Originally Posted by mthd View Post
i recall seeing this edition of time magazine while in high school, circa 1991.



28 years later, the same kind of naysaying continues. extraordinary things have happened since then that i'm not sure anyone could have predicted, mostly good, some bad. there are all kinds of things that seemed like huge problems in the 80s, 90s, and 00s that have been solved or massively improved.

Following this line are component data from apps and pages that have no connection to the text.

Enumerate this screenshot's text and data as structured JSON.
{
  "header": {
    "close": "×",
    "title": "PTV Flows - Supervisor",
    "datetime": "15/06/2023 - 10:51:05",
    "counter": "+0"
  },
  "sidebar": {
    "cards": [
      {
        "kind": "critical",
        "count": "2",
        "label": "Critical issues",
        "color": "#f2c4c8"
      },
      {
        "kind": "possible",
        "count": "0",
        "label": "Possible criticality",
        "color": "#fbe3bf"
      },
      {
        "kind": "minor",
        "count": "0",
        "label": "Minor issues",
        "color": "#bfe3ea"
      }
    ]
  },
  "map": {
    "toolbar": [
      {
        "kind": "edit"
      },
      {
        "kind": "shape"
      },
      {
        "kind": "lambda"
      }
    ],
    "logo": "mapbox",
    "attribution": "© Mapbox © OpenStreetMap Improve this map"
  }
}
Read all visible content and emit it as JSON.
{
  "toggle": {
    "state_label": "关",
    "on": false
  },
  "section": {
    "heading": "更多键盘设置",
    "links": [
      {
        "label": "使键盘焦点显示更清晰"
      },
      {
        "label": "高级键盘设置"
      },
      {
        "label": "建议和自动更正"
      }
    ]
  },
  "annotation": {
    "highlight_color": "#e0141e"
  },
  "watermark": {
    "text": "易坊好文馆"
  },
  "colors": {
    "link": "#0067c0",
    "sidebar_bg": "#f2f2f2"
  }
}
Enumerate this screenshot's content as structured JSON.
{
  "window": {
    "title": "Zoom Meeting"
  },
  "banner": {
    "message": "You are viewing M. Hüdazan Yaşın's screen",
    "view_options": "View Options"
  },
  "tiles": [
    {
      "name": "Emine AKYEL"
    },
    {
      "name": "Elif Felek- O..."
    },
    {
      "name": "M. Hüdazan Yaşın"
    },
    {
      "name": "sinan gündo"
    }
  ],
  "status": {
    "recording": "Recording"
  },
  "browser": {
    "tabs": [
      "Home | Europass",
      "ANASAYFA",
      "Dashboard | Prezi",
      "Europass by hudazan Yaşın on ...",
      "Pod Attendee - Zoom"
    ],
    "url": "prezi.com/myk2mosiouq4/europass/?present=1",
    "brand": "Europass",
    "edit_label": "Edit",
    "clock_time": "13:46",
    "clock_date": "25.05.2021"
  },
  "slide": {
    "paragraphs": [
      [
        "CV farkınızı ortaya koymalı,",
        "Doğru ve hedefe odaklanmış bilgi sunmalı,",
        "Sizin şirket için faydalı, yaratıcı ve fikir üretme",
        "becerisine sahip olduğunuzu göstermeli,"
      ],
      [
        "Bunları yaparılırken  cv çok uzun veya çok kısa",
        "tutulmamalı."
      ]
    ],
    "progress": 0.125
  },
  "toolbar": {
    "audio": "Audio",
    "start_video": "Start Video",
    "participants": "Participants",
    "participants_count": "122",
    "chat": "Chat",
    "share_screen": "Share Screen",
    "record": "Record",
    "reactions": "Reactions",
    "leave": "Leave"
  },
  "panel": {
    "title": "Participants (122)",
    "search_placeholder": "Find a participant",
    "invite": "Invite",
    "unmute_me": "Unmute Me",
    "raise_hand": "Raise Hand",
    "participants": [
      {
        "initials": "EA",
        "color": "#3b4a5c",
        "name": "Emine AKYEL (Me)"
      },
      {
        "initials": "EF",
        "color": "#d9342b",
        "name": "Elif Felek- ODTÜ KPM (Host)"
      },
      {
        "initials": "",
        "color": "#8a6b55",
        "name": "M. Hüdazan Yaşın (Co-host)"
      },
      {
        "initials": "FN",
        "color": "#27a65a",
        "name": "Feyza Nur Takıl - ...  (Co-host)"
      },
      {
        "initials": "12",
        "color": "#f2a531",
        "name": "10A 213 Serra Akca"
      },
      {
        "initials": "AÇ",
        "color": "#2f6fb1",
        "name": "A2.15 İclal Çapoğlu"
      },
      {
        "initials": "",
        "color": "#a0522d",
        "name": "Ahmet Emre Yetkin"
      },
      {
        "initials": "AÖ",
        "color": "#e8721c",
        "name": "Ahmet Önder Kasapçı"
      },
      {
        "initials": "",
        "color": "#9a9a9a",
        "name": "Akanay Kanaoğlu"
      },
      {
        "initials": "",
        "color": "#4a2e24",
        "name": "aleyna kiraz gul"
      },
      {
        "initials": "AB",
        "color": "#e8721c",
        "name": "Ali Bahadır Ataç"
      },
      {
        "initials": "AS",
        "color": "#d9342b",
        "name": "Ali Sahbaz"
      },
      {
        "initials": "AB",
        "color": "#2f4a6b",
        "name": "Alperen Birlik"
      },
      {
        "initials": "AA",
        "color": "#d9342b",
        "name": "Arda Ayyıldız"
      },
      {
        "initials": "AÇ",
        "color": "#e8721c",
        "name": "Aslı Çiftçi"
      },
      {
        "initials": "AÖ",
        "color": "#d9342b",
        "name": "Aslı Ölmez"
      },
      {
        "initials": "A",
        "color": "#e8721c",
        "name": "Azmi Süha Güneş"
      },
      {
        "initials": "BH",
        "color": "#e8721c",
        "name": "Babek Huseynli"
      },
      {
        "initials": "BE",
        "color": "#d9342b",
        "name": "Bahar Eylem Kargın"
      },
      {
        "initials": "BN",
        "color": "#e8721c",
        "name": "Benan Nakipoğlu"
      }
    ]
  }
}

the only true threat to california's vibrancy and diversity and sustainability is affordability, and small steps in the right direction are being made. it won't be the end of the world if the population grows more slowly or flattens out in the meantime.
Yes, this is not the first time the "dream" has been said to be endangered, but our troubles do seem more daunting. At least there have been no major earthquakes near L.A./S.F./S.D. recently. Most have been out in the boonies like Ridgecrest. Yes, I agree that housing affordability is the most important issue. Even many professionals can't afford housing prices in the coastal metros. Teachers in Silicon Valley and Santa Monica have to commute from places like Stockton and Corona if they want to afford homes, or fork over a good part of their salary in rent to live near work. Higher density housing seems like the solution, but the NIMBYs always oppose that.

Last edited by CaliNative; Nov 4, 2019 at 11:13 AM.